- [PROBLEM]:
Which of the lines below hold "este"? Please return each one.

========

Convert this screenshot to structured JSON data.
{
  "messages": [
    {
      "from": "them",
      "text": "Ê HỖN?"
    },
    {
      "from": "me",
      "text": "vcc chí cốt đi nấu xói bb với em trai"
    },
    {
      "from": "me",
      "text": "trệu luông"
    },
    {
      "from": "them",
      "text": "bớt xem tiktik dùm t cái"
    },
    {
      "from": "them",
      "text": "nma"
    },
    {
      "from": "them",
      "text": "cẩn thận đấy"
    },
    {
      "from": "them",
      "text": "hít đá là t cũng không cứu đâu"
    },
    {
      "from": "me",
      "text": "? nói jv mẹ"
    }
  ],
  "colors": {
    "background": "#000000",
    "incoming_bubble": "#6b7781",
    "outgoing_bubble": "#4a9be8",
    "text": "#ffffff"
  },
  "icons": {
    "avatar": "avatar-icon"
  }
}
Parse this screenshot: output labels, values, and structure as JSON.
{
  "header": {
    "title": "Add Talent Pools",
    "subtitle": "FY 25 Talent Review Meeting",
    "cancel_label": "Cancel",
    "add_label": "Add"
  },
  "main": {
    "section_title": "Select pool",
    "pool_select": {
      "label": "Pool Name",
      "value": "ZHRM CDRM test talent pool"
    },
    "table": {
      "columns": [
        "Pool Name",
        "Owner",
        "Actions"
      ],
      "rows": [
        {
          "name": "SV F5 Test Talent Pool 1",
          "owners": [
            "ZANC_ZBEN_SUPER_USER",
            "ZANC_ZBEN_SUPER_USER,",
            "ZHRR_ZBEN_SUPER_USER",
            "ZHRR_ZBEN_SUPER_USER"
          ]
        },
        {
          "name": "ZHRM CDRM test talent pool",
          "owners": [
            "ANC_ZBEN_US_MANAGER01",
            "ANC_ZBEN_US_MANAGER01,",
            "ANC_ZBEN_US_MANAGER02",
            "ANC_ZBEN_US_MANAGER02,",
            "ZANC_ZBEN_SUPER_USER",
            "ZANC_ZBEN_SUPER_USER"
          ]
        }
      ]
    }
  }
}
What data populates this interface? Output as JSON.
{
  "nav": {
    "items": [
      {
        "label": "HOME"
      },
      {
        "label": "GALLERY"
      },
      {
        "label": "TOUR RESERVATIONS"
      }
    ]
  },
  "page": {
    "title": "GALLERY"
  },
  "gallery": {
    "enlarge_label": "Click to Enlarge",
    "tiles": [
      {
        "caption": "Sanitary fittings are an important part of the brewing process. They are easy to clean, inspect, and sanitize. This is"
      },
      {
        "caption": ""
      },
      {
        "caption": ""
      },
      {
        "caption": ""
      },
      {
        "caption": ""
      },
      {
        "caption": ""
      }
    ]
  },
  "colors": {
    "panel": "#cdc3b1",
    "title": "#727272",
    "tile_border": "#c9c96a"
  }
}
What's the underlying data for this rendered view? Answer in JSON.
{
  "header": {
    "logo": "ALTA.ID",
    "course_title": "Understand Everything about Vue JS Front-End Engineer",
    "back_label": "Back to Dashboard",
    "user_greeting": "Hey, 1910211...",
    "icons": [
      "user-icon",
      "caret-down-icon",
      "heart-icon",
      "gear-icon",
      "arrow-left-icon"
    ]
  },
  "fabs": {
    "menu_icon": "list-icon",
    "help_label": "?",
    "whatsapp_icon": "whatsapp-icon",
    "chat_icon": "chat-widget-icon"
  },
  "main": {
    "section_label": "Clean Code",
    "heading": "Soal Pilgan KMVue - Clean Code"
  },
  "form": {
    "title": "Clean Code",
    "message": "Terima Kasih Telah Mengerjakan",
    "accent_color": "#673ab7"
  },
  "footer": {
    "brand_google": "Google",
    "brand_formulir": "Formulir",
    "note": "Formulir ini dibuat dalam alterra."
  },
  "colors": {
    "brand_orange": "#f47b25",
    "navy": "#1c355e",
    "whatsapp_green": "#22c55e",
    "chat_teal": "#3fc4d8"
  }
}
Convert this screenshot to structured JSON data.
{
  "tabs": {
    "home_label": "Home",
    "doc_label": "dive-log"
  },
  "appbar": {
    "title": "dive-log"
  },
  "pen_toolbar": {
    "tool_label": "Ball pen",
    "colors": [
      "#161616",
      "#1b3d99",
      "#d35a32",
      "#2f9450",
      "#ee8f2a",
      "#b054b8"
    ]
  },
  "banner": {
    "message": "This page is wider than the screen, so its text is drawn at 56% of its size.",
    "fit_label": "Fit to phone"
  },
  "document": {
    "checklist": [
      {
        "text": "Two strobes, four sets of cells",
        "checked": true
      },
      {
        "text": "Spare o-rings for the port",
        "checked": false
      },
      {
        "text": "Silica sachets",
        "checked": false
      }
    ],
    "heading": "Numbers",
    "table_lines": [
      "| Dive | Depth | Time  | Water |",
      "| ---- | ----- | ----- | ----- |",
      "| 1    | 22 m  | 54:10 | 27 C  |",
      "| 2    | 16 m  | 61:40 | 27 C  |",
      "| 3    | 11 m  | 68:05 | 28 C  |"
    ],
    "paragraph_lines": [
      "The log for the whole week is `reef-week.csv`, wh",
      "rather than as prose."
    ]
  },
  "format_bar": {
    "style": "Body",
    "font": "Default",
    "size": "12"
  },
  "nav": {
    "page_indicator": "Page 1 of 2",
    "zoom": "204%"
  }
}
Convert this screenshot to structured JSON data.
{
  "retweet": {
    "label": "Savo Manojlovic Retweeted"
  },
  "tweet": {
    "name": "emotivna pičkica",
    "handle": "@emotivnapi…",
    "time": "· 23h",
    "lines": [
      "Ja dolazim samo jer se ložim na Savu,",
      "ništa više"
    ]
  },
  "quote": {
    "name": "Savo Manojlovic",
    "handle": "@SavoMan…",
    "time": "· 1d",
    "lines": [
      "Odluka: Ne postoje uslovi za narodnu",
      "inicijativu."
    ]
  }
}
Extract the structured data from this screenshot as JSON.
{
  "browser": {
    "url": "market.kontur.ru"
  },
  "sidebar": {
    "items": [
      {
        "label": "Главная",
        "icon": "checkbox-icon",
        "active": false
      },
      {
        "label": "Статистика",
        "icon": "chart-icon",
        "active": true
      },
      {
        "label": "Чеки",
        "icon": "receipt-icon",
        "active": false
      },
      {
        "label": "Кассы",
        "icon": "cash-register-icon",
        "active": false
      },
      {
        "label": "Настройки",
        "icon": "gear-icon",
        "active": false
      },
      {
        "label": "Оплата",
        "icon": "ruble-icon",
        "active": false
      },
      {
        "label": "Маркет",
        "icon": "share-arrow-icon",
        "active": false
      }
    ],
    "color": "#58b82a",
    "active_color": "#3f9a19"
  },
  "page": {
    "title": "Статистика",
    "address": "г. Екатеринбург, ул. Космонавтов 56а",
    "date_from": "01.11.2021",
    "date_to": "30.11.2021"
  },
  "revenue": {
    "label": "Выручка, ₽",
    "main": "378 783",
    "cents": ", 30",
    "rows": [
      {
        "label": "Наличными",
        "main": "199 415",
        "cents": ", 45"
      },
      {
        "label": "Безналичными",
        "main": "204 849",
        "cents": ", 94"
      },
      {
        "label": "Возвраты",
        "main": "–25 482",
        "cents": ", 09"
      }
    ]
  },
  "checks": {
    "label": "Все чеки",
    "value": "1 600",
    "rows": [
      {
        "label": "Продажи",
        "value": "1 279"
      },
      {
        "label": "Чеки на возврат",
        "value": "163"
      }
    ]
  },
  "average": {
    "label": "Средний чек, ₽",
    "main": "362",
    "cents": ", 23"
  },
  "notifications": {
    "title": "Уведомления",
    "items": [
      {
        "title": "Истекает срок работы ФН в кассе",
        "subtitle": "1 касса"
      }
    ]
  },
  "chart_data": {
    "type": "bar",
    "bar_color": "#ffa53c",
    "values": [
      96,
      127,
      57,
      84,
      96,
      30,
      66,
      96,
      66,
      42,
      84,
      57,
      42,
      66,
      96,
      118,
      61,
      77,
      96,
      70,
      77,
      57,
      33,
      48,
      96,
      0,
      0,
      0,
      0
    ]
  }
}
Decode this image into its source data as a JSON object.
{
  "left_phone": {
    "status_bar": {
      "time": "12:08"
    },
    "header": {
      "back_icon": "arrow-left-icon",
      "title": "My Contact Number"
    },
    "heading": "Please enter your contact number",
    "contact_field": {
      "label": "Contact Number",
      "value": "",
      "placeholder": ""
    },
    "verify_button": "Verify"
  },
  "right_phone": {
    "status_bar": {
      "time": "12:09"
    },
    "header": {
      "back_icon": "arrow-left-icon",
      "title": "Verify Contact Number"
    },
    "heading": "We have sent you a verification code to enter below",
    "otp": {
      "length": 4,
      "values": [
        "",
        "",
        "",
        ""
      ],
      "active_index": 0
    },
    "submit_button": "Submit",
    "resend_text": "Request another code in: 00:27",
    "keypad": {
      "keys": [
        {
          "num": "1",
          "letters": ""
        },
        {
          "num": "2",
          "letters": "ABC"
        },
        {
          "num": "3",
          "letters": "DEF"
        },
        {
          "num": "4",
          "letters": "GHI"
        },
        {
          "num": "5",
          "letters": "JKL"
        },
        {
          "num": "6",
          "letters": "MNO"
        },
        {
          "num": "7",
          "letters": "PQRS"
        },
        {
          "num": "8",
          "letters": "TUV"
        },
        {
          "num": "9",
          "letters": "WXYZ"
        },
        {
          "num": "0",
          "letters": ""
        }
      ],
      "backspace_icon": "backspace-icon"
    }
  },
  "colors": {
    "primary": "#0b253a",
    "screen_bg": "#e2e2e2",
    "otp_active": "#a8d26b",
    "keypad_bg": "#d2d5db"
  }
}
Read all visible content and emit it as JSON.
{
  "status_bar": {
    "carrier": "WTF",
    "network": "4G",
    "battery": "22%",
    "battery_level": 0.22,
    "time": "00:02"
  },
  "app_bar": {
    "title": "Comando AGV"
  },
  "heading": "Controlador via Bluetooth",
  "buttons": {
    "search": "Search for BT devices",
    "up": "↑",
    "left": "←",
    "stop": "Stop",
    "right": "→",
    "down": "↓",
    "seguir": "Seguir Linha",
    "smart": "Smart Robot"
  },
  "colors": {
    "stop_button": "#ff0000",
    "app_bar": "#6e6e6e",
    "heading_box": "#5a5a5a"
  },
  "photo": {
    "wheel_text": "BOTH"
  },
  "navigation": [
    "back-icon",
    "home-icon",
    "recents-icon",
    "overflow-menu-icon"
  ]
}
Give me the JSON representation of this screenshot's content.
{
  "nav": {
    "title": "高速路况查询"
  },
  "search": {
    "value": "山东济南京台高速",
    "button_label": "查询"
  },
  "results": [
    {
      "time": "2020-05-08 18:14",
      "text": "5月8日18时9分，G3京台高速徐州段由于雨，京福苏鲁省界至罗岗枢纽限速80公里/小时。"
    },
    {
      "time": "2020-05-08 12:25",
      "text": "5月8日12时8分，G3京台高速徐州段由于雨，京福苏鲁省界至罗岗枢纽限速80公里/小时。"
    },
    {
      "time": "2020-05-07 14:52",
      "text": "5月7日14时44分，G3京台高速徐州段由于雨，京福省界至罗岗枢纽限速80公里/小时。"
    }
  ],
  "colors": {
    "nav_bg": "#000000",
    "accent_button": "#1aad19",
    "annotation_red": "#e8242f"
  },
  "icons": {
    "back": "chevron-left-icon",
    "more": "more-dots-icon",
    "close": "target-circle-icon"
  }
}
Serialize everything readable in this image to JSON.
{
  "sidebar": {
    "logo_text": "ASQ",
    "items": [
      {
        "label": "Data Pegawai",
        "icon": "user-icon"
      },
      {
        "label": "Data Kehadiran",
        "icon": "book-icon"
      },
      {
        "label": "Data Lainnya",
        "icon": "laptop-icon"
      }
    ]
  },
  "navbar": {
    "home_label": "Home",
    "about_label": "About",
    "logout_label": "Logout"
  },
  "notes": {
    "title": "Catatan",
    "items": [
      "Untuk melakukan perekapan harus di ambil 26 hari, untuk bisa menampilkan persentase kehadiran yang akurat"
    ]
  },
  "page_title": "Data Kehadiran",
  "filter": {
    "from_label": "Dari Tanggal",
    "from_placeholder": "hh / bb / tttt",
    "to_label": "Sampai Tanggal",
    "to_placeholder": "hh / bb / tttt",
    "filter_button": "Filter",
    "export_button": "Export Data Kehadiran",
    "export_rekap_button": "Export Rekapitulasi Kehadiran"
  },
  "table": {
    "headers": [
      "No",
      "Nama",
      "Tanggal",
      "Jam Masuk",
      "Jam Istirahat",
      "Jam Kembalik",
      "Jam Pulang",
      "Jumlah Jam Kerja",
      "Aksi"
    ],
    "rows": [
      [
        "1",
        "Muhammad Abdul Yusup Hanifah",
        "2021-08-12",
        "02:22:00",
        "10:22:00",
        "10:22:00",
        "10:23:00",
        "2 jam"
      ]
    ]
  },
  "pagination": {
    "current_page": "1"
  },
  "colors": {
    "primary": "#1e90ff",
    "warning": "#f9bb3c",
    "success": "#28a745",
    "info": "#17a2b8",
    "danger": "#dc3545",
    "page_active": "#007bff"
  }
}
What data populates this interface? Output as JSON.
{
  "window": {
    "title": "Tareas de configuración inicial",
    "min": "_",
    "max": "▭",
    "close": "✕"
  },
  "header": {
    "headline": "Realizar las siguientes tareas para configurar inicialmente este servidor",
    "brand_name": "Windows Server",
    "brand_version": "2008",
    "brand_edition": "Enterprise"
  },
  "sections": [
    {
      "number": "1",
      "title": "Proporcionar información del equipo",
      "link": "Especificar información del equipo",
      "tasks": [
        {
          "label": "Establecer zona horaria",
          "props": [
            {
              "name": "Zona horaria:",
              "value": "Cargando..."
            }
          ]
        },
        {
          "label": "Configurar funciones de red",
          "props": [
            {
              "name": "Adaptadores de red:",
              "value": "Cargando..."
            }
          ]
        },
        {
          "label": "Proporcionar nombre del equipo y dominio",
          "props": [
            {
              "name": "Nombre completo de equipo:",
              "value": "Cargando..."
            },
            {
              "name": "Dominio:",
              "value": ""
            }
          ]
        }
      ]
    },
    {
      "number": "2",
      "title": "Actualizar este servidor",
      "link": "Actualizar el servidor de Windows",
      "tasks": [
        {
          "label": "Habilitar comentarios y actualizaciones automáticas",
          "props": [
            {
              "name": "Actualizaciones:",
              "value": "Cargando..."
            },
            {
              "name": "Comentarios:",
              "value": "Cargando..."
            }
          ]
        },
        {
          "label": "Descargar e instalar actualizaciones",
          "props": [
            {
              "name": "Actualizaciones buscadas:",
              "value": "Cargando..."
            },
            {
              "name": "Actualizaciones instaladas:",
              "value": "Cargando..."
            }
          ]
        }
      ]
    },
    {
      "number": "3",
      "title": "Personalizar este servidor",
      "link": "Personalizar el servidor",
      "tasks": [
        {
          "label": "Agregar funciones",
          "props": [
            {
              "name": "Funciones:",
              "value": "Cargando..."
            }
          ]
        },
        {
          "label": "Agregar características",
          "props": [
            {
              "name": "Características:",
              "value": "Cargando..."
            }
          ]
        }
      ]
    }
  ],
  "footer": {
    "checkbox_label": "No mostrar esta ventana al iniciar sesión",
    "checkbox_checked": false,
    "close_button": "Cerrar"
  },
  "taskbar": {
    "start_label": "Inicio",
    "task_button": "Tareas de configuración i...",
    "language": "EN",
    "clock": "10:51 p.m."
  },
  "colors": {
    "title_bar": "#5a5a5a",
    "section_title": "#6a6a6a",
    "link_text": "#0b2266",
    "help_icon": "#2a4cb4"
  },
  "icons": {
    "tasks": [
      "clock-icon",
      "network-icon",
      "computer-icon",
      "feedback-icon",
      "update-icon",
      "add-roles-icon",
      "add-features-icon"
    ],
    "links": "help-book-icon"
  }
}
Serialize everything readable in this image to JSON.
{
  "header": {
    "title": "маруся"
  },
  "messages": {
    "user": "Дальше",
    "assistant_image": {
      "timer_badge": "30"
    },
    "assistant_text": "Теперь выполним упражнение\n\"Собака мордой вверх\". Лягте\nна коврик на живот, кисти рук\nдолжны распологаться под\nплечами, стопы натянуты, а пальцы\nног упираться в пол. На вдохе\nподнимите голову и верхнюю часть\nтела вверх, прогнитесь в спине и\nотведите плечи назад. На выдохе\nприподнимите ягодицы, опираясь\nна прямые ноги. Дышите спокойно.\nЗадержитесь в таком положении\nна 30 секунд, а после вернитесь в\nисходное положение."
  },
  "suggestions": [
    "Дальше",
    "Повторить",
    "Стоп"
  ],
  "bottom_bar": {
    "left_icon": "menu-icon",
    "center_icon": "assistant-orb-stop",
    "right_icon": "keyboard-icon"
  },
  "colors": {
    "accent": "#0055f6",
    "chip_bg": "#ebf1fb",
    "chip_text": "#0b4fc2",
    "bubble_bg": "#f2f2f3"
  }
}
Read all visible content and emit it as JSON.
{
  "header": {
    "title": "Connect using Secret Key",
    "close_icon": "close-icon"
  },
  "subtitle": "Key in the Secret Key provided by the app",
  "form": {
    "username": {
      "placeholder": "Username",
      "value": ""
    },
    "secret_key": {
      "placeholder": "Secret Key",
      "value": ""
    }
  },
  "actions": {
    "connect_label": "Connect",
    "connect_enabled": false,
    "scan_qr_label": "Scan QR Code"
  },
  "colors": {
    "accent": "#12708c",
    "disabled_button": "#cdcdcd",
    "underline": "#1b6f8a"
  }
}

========

- [REPLY]:
    "headline": "Realizar las siguientes tareas para configurar inicialmente este servidor",
      "title": "Actualizar este servidor",
      "title": "Personalizar este servidor",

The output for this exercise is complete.